━━━ Data shown ━━━

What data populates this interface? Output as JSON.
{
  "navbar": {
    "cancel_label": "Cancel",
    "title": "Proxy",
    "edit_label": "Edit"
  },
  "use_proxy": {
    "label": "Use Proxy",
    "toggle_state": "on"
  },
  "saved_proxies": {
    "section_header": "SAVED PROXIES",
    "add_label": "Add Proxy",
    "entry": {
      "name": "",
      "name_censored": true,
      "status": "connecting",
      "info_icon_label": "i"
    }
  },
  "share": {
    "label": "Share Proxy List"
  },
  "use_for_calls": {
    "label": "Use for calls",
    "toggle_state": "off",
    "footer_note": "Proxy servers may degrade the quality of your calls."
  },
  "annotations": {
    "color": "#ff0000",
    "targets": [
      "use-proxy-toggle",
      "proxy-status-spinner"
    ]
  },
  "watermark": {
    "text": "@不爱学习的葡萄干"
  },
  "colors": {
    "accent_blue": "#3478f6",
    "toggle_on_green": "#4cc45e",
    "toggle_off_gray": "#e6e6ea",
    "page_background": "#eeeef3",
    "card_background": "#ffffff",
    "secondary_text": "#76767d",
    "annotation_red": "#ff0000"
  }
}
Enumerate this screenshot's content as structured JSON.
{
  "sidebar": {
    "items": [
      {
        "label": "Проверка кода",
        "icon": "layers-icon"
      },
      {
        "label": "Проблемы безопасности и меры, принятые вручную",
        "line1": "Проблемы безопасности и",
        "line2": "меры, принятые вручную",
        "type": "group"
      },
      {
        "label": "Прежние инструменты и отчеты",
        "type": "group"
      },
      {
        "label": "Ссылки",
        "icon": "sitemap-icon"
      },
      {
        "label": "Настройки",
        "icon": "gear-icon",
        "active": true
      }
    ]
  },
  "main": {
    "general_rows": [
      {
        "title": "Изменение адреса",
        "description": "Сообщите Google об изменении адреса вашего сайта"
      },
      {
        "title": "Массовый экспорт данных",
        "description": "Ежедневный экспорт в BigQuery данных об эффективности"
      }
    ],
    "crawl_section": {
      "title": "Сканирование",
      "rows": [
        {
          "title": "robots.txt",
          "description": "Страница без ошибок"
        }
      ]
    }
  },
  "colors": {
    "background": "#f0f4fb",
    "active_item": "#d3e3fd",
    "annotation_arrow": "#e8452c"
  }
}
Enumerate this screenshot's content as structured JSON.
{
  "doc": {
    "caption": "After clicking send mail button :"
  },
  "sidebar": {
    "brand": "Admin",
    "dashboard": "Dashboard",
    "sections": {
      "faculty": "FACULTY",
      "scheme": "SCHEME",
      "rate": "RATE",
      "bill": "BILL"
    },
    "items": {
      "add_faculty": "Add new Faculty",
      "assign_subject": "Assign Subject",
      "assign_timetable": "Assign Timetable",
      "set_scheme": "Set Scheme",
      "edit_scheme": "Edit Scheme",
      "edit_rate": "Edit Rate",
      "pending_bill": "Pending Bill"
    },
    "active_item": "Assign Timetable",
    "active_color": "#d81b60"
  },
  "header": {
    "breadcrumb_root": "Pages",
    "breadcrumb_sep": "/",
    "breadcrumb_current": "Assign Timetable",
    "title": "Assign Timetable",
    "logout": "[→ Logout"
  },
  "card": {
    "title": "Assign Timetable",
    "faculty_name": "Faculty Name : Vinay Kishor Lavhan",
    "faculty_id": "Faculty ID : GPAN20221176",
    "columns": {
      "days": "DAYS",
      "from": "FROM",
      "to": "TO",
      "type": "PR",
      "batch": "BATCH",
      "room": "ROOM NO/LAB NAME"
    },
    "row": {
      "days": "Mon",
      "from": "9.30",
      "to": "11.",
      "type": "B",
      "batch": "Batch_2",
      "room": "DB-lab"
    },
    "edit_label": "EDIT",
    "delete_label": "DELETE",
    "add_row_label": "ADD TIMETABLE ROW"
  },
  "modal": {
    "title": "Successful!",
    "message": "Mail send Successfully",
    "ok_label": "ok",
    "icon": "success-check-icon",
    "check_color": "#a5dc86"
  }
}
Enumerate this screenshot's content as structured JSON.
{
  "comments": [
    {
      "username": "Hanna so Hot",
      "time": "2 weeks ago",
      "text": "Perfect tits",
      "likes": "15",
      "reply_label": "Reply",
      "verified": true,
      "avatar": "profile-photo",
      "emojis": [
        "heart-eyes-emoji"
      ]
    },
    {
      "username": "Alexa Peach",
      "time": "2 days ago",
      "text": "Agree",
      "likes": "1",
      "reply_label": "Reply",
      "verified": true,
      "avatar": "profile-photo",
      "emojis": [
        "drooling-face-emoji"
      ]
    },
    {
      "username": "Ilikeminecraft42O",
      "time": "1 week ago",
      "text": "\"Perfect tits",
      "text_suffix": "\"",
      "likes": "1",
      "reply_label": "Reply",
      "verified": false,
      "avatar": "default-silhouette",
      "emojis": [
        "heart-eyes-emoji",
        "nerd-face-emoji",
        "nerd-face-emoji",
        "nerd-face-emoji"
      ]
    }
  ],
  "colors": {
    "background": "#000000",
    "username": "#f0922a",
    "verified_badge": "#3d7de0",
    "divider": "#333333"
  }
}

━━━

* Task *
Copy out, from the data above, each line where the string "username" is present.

* Output *
      "username": "Hanna so Hot",
      "username": "Alexa Peach",
      "username": "Ilikeminecraft42O",
    "username": "#f0922a",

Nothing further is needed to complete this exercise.